In an essay titled "How to Think about the Problem of Free Will", Peter van Inwagen writes:
‘free will’, ‘incompatibilist free will’, ‘compatibilist free will’, and ‘libertarian free will’ are four names for one and the same thing. If this thing is a property, they are four names for the property is on some occasions able to do otherwise. If this thing is a power or ability, they are four names for the power or ability to do otherwise than one in fact does. All the compatibilists I know of believe in free will. Many incompatibilists (just exactly the libertarians: that’s how ‘libertarian’ is defined) believe in free will. And it’s one and the same thing they believe in. Compatibilists say that the existence of this thing (whose conceptual identity is determined by the meaning of the English word ‘able’, or of some more or less equivalent word or phrase in some other language) is compatible with determinism; incompatibilists say that the existence of this thing is incompatible with determinism.
Reading this part surprised me at first. Is what Inwagen claiming here true and uncontroversial? Do 'compatibilist free will' and 'libertarian free will' by default mean one and the same thing? Don't incompatibilists routinely reproach compatibilists like Dennett for redefining 'free will' or for watering it down?
Also, Inwagen claims that 'free will' is a philosopher's term of art and is hardly used outside of a philosophical context.

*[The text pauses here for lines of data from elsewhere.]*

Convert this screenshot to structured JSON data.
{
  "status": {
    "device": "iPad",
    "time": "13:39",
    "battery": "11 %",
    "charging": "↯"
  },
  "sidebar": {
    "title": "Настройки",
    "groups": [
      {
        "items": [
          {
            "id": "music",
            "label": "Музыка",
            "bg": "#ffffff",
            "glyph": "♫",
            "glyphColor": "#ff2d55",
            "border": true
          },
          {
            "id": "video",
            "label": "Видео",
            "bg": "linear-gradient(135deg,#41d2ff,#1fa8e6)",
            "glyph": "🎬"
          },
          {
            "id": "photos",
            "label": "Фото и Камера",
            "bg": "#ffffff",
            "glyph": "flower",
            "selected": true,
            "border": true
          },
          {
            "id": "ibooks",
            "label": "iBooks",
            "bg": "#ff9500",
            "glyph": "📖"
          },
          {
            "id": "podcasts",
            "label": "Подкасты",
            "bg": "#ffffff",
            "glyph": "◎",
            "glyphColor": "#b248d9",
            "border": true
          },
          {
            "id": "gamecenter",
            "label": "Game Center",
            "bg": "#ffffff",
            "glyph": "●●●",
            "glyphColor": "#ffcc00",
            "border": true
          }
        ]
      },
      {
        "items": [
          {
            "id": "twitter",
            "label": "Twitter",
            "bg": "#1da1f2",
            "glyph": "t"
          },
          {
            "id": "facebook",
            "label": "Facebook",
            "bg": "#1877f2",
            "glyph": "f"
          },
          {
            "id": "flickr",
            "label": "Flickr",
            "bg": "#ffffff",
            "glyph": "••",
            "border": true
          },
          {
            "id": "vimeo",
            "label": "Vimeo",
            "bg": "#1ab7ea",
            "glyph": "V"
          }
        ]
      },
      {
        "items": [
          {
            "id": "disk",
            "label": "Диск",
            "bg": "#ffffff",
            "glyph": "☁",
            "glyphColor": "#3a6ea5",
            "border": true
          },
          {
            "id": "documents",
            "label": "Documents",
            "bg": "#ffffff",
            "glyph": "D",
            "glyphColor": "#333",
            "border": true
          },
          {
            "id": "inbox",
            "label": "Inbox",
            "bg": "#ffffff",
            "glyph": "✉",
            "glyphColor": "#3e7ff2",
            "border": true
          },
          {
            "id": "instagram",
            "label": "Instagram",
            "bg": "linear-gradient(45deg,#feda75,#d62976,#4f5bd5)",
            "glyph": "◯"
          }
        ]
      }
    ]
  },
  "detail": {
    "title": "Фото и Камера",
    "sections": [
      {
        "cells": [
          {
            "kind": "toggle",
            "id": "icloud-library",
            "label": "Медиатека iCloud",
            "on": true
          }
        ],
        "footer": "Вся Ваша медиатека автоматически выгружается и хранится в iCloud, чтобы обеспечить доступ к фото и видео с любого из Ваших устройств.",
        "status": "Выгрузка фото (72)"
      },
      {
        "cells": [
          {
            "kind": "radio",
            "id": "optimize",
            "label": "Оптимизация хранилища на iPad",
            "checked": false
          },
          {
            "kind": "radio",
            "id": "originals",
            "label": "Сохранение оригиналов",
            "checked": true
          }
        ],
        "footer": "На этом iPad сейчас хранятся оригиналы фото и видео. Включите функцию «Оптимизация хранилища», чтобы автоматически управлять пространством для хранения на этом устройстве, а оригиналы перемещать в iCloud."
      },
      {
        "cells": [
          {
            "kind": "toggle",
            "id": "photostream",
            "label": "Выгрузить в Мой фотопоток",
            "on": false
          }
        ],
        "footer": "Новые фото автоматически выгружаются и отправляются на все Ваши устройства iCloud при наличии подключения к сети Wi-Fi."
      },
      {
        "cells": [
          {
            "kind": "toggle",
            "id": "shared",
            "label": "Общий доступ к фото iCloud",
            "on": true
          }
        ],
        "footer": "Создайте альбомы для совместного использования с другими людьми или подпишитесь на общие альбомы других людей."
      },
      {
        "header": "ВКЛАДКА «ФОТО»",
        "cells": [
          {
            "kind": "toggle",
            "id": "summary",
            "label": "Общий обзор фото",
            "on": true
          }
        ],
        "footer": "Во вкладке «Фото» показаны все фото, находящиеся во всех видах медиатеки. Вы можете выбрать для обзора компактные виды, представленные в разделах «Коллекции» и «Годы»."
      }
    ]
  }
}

Is this how the majority of other philosophers see it? I'm not so sure myself. Dennett, for example, sees free will as a central folk concept belonging to our manifest image.